Since this is only a design sloper, I added my own design elements to this striped dress. I made a lace up center neckline with grommets, which I’ll be explaining after my pattern review, and also shortened the sleeves and skirt.
I tried to get my stripes to match up but they shifted while I was sewing, I guess. I had them pinned and everything! Sometimes that happens to me.
The basic fit of the dress sloper was pretty good as is. I have a feeling I may have measured my back shoulder width wrong as I had to remove about 1/2 inch of width on each side of the shoulders. The skirt was about an inch too wide in the hips, so while it wasn’t totally perfect, it was very close, and a lot better than other patterns which are often way off. There is also room for my tummy. The dress isn’t clinging tightly to my baby bulge that I have no matter how much weight I lose. I chose the box that showed a little bit of a tummy. Box B. But maybe I should have chose C . I think I’m in between. This is the box you click to put how big your stomach is….it’s important to be realistic, which can be hard!
Postscript: After spending a day trying to figure out this armhole problem, I think what needs to be done is to transfer the gaping of the armhole to a side dart. Thank you to Samina for reminding me about that technique! While I’ve tried it with woven, I never thought to do it with a knit !

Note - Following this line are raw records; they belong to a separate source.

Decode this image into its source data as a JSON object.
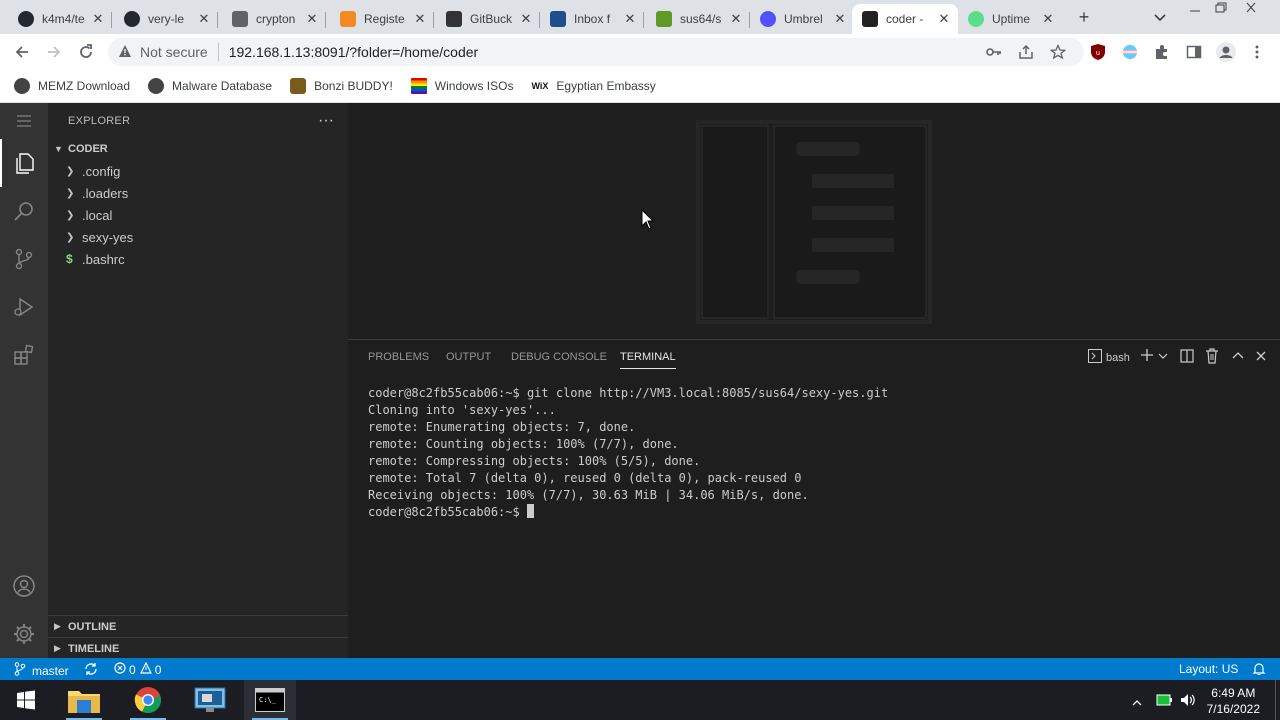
{
  "browser": {
    "tabs": [
      {
        "title": "k4m4/te",
        "icon": "github-icon",
        "color": "#24292f"
      },
      {
        "title": "very-le",
        "icon": "github-icon",
        "color": "#24292f"
      },
      {
        "title": "crypton",
        "icon": "globe-icon",
        "color": "#5f6368"
      },
      {
        "title": "Registe",
        "icon": "diamond-icon",
        "color": "#f28b25"
      },
      {
        "title": "GitBuck",
        "icon": "gitbucket-icon",
        "color": "#333333"
      },
      {
        "title": "Inbox f",
        "icon": "mail-icon",
        "color": "#1f4e8c"
      },
      {
        "title": "sus64/s",
        "icon": "gitea-icon",
        "color": "#609926"
      },
      {
        "title": "Umbrel",
        "icon": "umbrel-icon",
        "color": "#5351fb"
      },
      {
        "title": "coder -",
        "icon": "vscode-icon",
        "color": "#222222"
      },
      {
        "title": "Uptime",
        "icon": "uptime-icon",
        "color": "#5cdd8b"
      }
    ],
    "not_secure": "Not secure",
    "url": "192.168.1.13:8091/?folder=/home/coder",
    "bookmarks": [
      {
        "label": "MEMZ Download",
        "color": "#444444"
      },
      {
        "label": "Malware Database",
        "color": "#444444"
      },
      {
        "label": "Bonzi BUDDY!",
        "color": "#7b5a1e"
      },
      {
        "label": "Windows ISOs",
        "color": "#e81123"
      },
      {
        "label": "Egyptian Embassy",
        "color": "#111111"
      }
    ],
    "wix_label": "WiX"
  },
  "explorer": {
    "title": "EXPLORER",
    "root": "CODER",
    "items": [
      {
        "name": ".config",
        "type": "folder"
      },
      {
        "name": ".loaders",
        "type": "folder"
      },
      {
        "name": ".local",
        "type": "folder"
      },
      {
        "name": "sexy-yes",
        "type": "folder"
      },
      {
        "name": ".bashrc",
        "type": "file"
      }
    ],
    "outline": "OUTLINE",
    "timeline": "TIMELINE"
  },
  "panel": {
    "tabs": [
      "PROBLEMS",
      "OUTPUT",
      "DEBUG CONSOLE",
      "TERMINAL"
    ],
    "active_tab": "TERMINAL",
    "shell": "bash",
    "terminal_lines": [
      "coder@8c2fb55cab06:~$ git clone http://VM3.local:8085/sus64/sexy-yes.git",
      "Cloning into 'sexy-yes'...",
      "remote: Enumerating objects: 7, done.",
      "remote: Counting objects: 100% (7/7), done.",
      "remote: Compressing objects: 100% (5/5), done.",
      "remote: Total 7 (delta 0), reused 0 (delta 0), pack-reused 0",
      "Receiving objects: 100% (7/7), 30.63 MiB | 34.06 MiB/s, done."
    ],
    "prompt": "coder@8c2fb55cab06:~$ "
  },
  "statusbar": {
    "branch": "master",
    "errors": "0",
    "warnings": "0",
    "layout": "Layout: US"
  },
  "taskbar": {
    "time": "6:49 AM",
    "date": "7/16/2022"
  }
}
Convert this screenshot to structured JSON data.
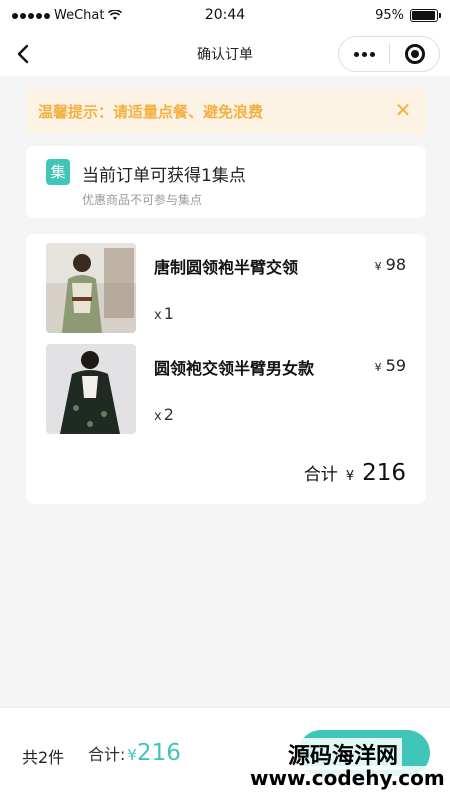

Also after viewing these photos, I can see an issue with the sleeve fit and wrinkles around my armholes but i don’t really know why this is happening. Any ideas?
There is a back seam which allows the dress to be more fitted and shapely in back. If you wanted more room, you could always cut it on the fold instead, and add back a bit of ease back there.
One more thing about this pattern. Since it’s only a sloper, there are no sewing instructions and no pattern pieces for neckline bands or anything else. I just made my own. You get a front, back, and long sleeve only. I do have this tutorial for sewing and drafting your own neck band on knit tops. I used self fabric for this neckline, but the technique is the same.
Now onto applying grommets to the top part of my dress. First, I made an interfaced placket. I topstitched it down at the edges.The grommets weren’t easy to do, so I have a few tips if you would like to try doing these. I don’t recommend the blue Dritz pliers as they tend to split the backs of the metal grommets which will face the body, making them dangerous to wear!No way I could have that against my skin, so I went out and bought another kit to apply these damned grommets. Projects always end up taking longer than I would think because of little things like this.The basic kit above needs to be used with a rubber mallet and a wood block but the results are much better.Pounding on these grommets is kind of therapeutic, too!This method gives a nice smooth back that will lie against your skin.Happy sewing!